Congratulations on constructing your scaffolding correctly and ensuring that it works well! However, how do you present this to your customer? Many scaffolding contractors create their own inspection templates, but customers often have specific requirements that are not always clear.
Here are some important topics to consider when conducting a self-check:
- Are the standards/feet resting on the foundations and are they centered?
- Have the anchors been placed correctly?
- Have you installed the correct number of facade and ledger braces?
- Are all working decks fully covered and complete?
- Do you have adequate protection against accidents?
- Does the scaffolding have sufficient load-bearing capacity?
- Is the distance from the scaffolding to the wall no more than 30 cm?
A future post dedicated to self-inspections will be available soon. In the meantime, feel free to try the Scaffinspect app!
Bonus: Risk Assessment
Your risk assessment should be included in the previously mentioned documents. However, if you have not addressed special risks such as protection against traffic, risk of collision, and fall protection, it is a good idea to create an extra risk assessment document.
Consider the risks that exist in your workplace. Here are some examples:
Risk of falling
Use fall protection equipment
Risk for falling objects
Keep the workplace clean and use nets on fall protection
Stumble and slip risk
No protruding components on the working decks, keep the workplace tidy and use nets on fall protection
Risk of collision
Developer is responsible for collision protection *
*This is country and city specific, make sure that you know what the regulations says in your area
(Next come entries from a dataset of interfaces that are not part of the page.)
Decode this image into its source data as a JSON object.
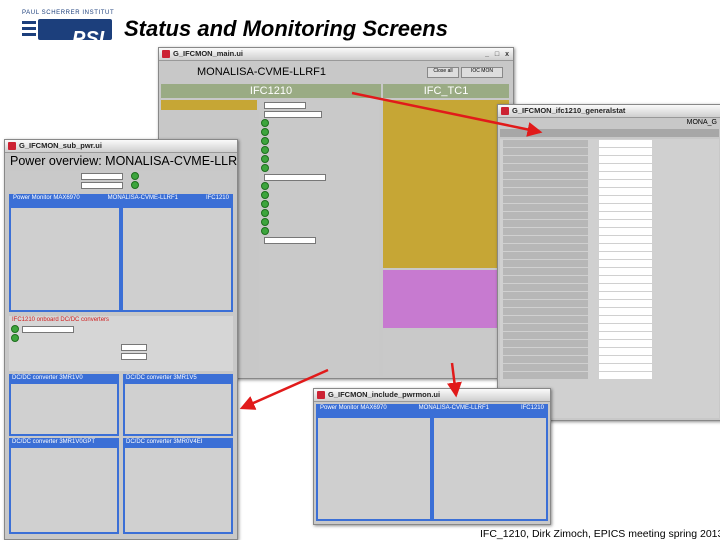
{
  "header": {
    "logo_small_text": "PAUL SCHERRER INSTITUT",
    "logo_text": "PSI",
    "slide_title": "Status and Monitoring Screens"
  },
  "footer": {
    "text": "IFC_1210, Dirk Zimoch, EPICS meeting spring 2013"
  },
  "colors": {
    "arrow": "#e11a1a",
    "title_blue": "#1c3f7c",
    "panel_olive": "#c6a635",
    "panel_purple": "#c77ad0",
    "panel_blue": "#3b6fd6"
  },
  "main_window": {
    "title": "G_IFCMON_main.ui",
    "device": "MONALISA-CVME-LLRF1",
    "left_header": "IFC1210",
    "right_header": "IFC_TC1",
    "btn_a": "Close all",
    "btn_b": "IOC MON"
  },
  "general_window": {
    "title": "G_IFCMON_ifc1210_generalstat",
    "device": "MONA_G"
  },
  "power_window": {
    "title": "G_IFCMON_sub_pwr.ui",
    "heading": "Power overview: MONALISA-CVME-LLRF",
    "pm_label": "Power Monitor MAX6970",
    "pm_device": "MONALISA-CVME-LLRF1",
    "pm_ifc": "IFC1210",
    "dcdc_header": "IFC1210 onboard DC/DC converters",
    "conv1": "DC/DC converter 3MR1V0",
    "conv2": "DC/DC converter 3MR1V5",
    "conv3": "DC/DC converter 3MR1V0GPT",
    "conv4": "DC/DC converter 3MR0V4EI"
  },
  "include_window": {
    "title": "G_IFCMON_include_pwrmon.ui",
    "pm_label": "Power Monitor MAX6970",
    "pm_device": "MONALISA-CVME-LLRF1",
    "pm_ifc": "IFC1210"
  }
}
In conclusion, building scaffolding can be a complex and challenging task. To ensure that your projects are safe and efficient, it's crucial to produce the correct documentation and plan for every step of the process. At Scaffcalc, we understand the importance of following regulations and producing high-quality scaffolding. Our team is here to provide you with expert advice and guidance on how to build correctly and safer. Contact us today to learn more and take the first step towards safer and more successful scaffolding projects.